* **What you have to do**
Reproduce each line below without any alteration.

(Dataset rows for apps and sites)
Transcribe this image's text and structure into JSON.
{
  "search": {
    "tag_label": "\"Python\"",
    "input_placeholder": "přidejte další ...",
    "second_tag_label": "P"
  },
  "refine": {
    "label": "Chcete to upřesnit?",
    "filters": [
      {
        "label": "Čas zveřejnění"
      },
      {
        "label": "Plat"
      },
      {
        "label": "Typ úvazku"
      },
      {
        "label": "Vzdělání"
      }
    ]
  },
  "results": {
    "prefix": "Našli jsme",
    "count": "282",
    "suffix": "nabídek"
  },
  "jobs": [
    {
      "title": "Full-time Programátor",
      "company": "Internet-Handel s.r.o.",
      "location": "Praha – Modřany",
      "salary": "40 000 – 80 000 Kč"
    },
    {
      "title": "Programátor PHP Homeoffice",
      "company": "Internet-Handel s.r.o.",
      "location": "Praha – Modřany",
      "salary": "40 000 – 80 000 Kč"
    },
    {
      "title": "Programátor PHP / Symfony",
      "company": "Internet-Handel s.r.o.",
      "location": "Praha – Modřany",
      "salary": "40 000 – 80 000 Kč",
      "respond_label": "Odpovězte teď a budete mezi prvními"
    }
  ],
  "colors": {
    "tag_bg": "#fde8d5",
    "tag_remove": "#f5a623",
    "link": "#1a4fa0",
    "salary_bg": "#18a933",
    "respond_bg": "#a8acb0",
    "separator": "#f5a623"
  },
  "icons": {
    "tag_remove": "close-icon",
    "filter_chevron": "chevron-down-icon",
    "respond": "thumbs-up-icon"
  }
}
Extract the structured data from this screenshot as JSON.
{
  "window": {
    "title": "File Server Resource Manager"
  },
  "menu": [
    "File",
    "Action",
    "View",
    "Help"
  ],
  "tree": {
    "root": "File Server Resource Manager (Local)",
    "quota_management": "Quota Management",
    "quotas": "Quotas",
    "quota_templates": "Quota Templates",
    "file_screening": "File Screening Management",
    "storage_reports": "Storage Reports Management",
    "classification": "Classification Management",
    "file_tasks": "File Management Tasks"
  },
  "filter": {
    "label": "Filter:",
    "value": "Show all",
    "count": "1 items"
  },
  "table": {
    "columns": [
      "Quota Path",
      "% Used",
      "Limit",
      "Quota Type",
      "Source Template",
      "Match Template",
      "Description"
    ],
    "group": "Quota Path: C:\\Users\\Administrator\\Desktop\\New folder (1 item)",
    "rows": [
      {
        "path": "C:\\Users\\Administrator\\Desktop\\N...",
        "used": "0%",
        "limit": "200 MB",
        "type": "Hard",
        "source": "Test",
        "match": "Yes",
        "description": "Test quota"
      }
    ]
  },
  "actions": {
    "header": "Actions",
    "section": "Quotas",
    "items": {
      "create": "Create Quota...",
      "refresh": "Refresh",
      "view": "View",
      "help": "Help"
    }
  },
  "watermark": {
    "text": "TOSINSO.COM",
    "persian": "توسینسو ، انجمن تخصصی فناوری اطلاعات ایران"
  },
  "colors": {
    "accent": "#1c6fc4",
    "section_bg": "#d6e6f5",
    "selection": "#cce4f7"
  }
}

* **Exercise answer**
Transcribe this image's text and structure into JSON.
{
  "search": {
    "tag_label": "\"Python\"",
    "input_placeholder": "přidejte další ...",
    "second_tag_label": "P"
  },
  "refine": {
    "label": "Chcete to upřesnit?",
    "filters": [
      {
        "label": "Čas zveřejnění"
      },
      {
        "label": "Plat"
      },
      {
        "label": "Typ úvazku"
      },
      {
        "label": "Vzdělání"
      }
    ]
  },
  "results": {
    "prefix": "Našli jsme",
    "count": "282",
    "suffix": "nabídek"
  },
  "jobs": [
    {
      "title": "Full-time Programátor",
      "company": "Internet-Handel s.r.o.",
      "location": "Praha – Modřany",
      "salary": "40 000 – 80 000 Kč"
    },
    {
      "title": "Programátor PHP Homeoffice",
      "company": "Internet-Handel s.r.o.",
      "location": "Praha – Modřany",
      "salary": "40 000 – 80 000 Kč"
    },
    {
      "title": "Programátor PHP / Symfony",
      "company": "Internet-Handel s.r.o.",
      "location": "Praha – Modřany",
      "salary": "40 000 – 80 000 Kč",
      "respond_label": "Odpovězte teď a budete mezi prvními"
    }
  ],
  "colors": {
    "tag_bg": "#fde8d5",
    "tag_remove": "#f5a623",
    "link": "#1a4fa0",
    "salary_bg": "#18a933",
    "respond_bg": "#a8acb0",
    "separator": "#f5a623"
  },
  "icons": {
    "tag_remove": "close-icon",
    "filter_chevron": "chevron-down-icon",
    "respond": "thumbs-up-icon"
  }
}
Extract the structured data from this screenshot as JSON.
{
  "window": {
    "title": "File Server Resource Manager"
  },
  "menu": [
    "File",
    "Action",
    "View",
    "Help"
  ],
  "tree": {
    "root": "File Server Resource Manager (Local)",
    "quota_management": "Quota Management",
    "quotas": "Quotas",
    "quota_templates": "Quota Templates",
    "file_screening": "File Screening Management",
    "storage_reports": "Storage Reports Management",
    "classification": "Classification Management",
    "file_tasks": "File Management Tasks"
  },
  "filter": {
    "label": "Filter:",
    "value": "Show all",
    "count": "1 items"
  },
  "table": {
    "columns": [
      "Quota Path",
      "% Used",
      "Limit",
      "Quota Type",
      "Source Template",
      "Match Template",
      "Description"
    ],
    "group": "Quota Path: C:\\Users\\Administrator\\Desktop\\New folder (1 item)",
    "rows": [
      {
        "path": "C:\\Users\\Administrator\\Desktop\\N...",
        "used": "0%",
        "limit": "200 MB",
        "type": "Hard",
        "source": "Test",
        "match": "Yes",
        "description": "Test quota"
      }
    ]
  },
  "actions": {
    "header": "Actions",
    "section": "Quotas",
    "items": {
      "create": "Create Quota...",
      "refresh": "Refresh",
      "view": "View",
      "help": "Help"
    }
  },
  "watermark": {
    "text": "TOSINSO.COM",
    "persian": "توسینسو ، انجمن تخصصی فناوری اطلاعات ایران"
  },
  "colors": {
    "accent": "#1c6fc4",
    "section_bg": "#d6e6f5",
    "selection": "#cce4f7"
  }
}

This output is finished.